◆ **WHAT YOU WILL DO**: Match the word "units". Return each line of the data below where it appears.

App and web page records
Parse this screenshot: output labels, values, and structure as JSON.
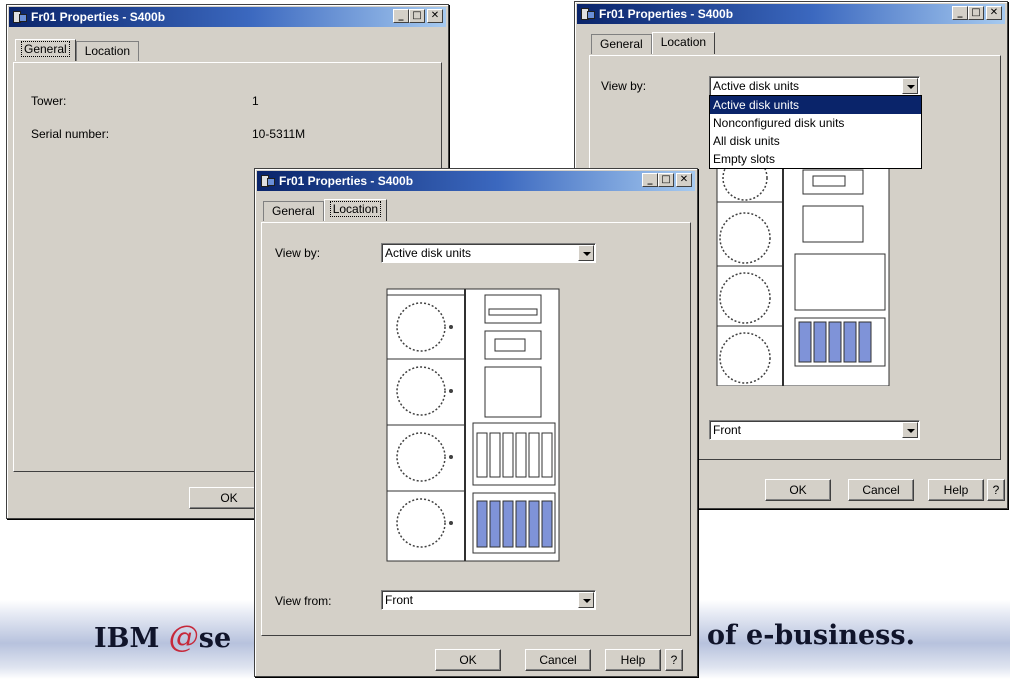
{
  "colors": {
    "titlebar_start": "#0a246a",
    "titlebar_end": "#a6caf0",
    "window_face": "#d4d0c8",
    "selection": "#0a246a",
    "disk_highlight": "#7f93d8",
    "brand_e": "#c6283a"
  },
  "banner": {
    "left_text": "IBM ",
    "e_glyph": "@",
    "left_tail": "se",
    "right_text": "of e-business."
  },
  "window_left": {
    "title": "Fr01 Properties - S400b",
    "controls": {
      "minimize": "_",
      "maximize": "□",
      "close": "✕"
    },
    "tabs": [
      {
        "label": "General"
      },
      {
        "label": "Location"
      }
    ],
    "active_tab": "General",
    "fields": {
      "tower_label": "Tower:",
      "tower_value": "1",
      "serial_label": "Serial number:",
      "serial_value": "10-5311M"
    },
    "ok_label": "OK"
  },
  "window_right": {
    "title": "Fr01 Properties - S400b",
    "controls": {
      "minimize": "_",
      "maximize": "□",
      "close": "✕"
    },
    "tabs": [
      {
        "label": "General"
      },
      {
        "label": "Location"
      }
    ],
    "active_tab": "Location",
    "view_by_label": "View by:",
    "view_by_value": "Active disk units",
    "view_by_options": [
      "Active disk units",
      "Nonconfigured disk units",
      "All disk units",
      "Empty slots"
    ],
    "view_from_value": "Front",
    "buttons": {
      "ok": "OK",
      "cancel": "Cancel",
      "help": "Help",
      "question": "?"
    }
  },
  "window_center": {
    "title": "Fr01 Properties - S400b",
    "controls": {
      "minimize": "_",
      "maximize": "□",
      "close": "✕"
    },
    "tabs": [
      {
        "label": "General"
      },
      {
        "label": "Location"
      }
    ],
    "active_tab": "Location",
    "view_by_label": "View by:",
    "view_by_value": "Active disk units",
    "view_from_label": "View from:",
    "view_from_value": "Front",
    "buttons": {
      "ok": "OK",
      "cancel": "Cancel",
      "help": "Help",
      "question": "?"
    }
  }
}
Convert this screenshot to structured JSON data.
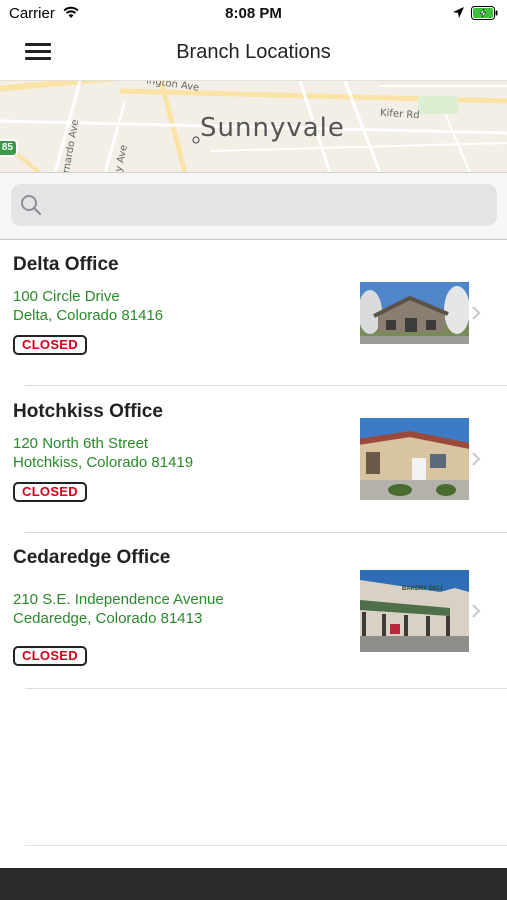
{
  "status_bar": {
    "carrier": "Carrier",
    "time": "8:08 PM",
    "icons": [
      "wifi-icon",
      "location-arrow-icon",
      "battery-charging-icon"
    ]
  },
  "nav": {
    "title": "Branch Locations",
    "menu_icon": "hamburger-menu-icon"
  },
  "map": {
    "city_label": "Sunnyvale",
    "street_labels": [
      "ington Ave",
      "Kifer Rd",
      "rnardo Ave",
      "y Ave"
    ],
    "highway_shield": "85"
  },
  "search": {
    "placeholder": "",
    "value": "",
    "icon": "search-icon"
  },
  "branches": [
    {
      "name": "Delta Office",
      "address_line1": "100 Circle Drive",
      "address_line2": "Delta, Colorado 81416",
      "status": "CLOSED"
    },
    {
      "name": "Hotchkiss Office",
      "address_line1": "120 North 6th Street",
      "address_line2": "Hotchkiss, Colorado 81419",
      "status": "CLOSED"
    },
    {
      "name": "Cedaredge Office",
      "address_line1": "210 S.E. Independence Avenue",
      "address_line2": "Cedaredge, Colorado 81413",
      "status": "CLOSED",
      "photo_sign": "BAKERY DELI"
    }
  ],
  "colors": {
    "address_green": "#2a8a2a",
    "closed_red": "#d0021b",
    "map_background": "#f3efe6",
    "bottom_bar": "#2b2b2b"
  }
}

◆ **THE COMPLETED TASK**:
    "view_by_value": "Active disk units",
      "Active disk units",
      "Nonconfigured disk units",
      "All disk units",
    "view_by_value": "Active disk units",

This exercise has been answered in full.